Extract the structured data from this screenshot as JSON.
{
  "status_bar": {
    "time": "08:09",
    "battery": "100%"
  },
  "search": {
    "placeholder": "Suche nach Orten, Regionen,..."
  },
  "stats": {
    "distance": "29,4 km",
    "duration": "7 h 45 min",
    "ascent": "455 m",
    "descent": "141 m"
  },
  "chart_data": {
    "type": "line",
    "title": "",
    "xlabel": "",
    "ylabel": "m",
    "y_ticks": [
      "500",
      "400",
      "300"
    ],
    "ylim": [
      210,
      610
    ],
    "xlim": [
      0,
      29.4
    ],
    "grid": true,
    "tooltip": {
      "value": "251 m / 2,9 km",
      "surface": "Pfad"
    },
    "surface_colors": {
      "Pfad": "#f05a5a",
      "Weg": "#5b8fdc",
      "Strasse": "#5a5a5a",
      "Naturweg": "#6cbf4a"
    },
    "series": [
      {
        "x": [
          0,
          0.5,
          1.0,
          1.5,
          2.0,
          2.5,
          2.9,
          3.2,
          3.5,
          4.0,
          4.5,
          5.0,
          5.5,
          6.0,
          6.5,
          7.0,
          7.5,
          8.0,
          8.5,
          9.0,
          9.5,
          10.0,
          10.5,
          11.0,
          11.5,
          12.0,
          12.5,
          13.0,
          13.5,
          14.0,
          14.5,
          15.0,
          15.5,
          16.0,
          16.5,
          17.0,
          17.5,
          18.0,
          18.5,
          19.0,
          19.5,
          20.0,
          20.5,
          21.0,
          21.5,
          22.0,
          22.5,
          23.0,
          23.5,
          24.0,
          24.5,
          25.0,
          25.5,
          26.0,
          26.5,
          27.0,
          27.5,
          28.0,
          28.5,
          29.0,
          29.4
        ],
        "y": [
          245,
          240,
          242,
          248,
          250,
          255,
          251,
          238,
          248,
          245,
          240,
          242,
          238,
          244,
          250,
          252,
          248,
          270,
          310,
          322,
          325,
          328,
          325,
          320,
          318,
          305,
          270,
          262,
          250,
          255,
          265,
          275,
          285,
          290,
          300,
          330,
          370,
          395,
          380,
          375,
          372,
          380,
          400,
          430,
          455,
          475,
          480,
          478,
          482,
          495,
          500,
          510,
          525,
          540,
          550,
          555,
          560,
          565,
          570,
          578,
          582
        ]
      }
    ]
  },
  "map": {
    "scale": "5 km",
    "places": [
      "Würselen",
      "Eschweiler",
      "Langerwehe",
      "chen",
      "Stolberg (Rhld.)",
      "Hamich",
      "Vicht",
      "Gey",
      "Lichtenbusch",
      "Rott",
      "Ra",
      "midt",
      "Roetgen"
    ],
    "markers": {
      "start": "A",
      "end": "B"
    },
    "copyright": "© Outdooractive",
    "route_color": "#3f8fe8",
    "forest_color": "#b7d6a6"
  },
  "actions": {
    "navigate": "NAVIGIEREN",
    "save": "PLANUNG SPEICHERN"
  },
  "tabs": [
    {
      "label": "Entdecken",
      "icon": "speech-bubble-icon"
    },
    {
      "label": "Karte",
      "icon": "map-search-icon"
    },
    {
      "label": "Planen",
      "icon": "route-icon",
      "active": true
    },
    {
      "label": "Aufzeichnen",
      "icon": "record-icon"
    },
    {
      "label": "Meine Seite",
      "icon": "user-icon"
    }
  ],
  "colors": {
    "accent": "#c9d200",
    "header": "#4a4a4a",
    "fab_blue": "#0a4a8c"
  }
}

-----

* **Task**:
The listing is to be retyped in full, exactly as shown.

* **Final answer**:
Extract the structured data from this screenshot as JSON.
{
  "status_bar": {
    "time": "08:09",
    "battery": "100%"
  },
  "search": {
    "placeholder": "Suche nach Orten, Regionen,..."
  },
  "stats": {
    "distance": "29,4 km",
    "duration": "7 h 45 min",
    "ascent": "455 m",
    "descent": "141 m"
  },
  "chart_data": {
    "type": "line",
    "title": "",
    "xlabel": "",
    "ylabel": "m",
    "y_ticks": [
      "500",
      "400",
      "300"
    ],
    "ylim": [
      210,
      610
    ],
    "xlim": [
      0,
      29.4
    ],
    "grid": true,
    "tooltip": {
      "value": "251 m / 2,9 km",
      "surface": "Pfad"
    },
    "surface_colors": {
      "Pfad": "#f05a5a",
      "Weg": "#5b8fdc",
      "Strasse": "#5a5a5a",
      "Naturweg": "#6cbf4a"
    },
    "series": [
      {
        "x": [
          0,
          0.5,
          1.0,
          1.5,
          2.0,
          2.5,
          2.9,
          3.2,
          3.5,
          4.0,
          4.5,
          5.0,
          5.5,
          6.0,
          6.5,
          7.0,
          7.5,
          8.0,
          8.5,
          9.0,
          9.5,
          10.0,
          10.5,
          11.0,
          11.5,
          12.0,
          12.5,
          13.0,
          13.5,
          14.0,
          14.5,
          15.0,
          15.5,
          16.0,
          16.5,
          17.0,
          17.5,
          18.0,
          18.5,
          19.0,
          19.5,
          20.0,
          20.5,
          21.0,
          21.5,
          22.0,
          22.5,
          23.0,
          23.5,
          24.0,
          24.5,
          25.0,
          25.5,
          26.0,
          26.5,
          27.0,
          27.5,
          28.0,
          28.5,
          29.0,
          29.4
        ],
        "y": [
          245,
          240,
          242,
          248,
          250,
          255,
          251,
          238,
          248,
          245,
          240,
          242,
          238,
          244,
          250,
          252,
          248,
          270,
          310,
          322,
          325,
          328,
          325,
          320,
          318,
          305,
          270,
          262,
          250,
          255,
          265,
          275,
          285,
          290,
          300,
          330,
          370,
          395,
          380,
          375,
          372,
          380,
          400,
          430,
          455,
          475,
          480,
          478,
          482,
          495,
          500,
          510,
          525,
          540,
          550,
          555,
          560,
          565,
          570,
          578,
          582
        ]
      }
    ]
  },
  "map": {
    "scale": "5 km",
    "places": [
      "Würselen",
      "Eschweiler",
      "Langerwehe",
      "chen",
      "Stolberg (Rhld.)",
      "Hamich",
      "Vicht",
      "Gey",
      "Lichtenbusch",
      "Rott",
      "Ra",
      "midt",
      "Roetgen"
    ],
    "markers": {
      "start": "A",
      "end": "B"
    },
    "copyright": "© Outdooractive",
    "route_color": "#3f8fe8",
    "forest_color": "#b7d6a6"
  },
  "actions": {
    "navigate": "NAVIGIEREN",
    "save": "PLANUNG SPEICHERN"
  },
  "tabs": [
    {
      "label": "Entdecken",
      "icon": "speech-bubble-icon"
    },
    {
      "label": "Karte",
      "icon": "map-search-icon"
    },
    {
      "label": "Planen",
      "icon": "route-icon",
      "active": true
    },
    {
      "label": "Aufzeichnen",
      "icon": "record-icon"
    },
    {
      "label": "Meine Seite",
      "icon": "user-icon"
    }
  ],
  "colors": {
    "accent": "#c9d200",
    "header": "#4a4a4a",
    "fab_blue": "#0a4a8c"
  }
}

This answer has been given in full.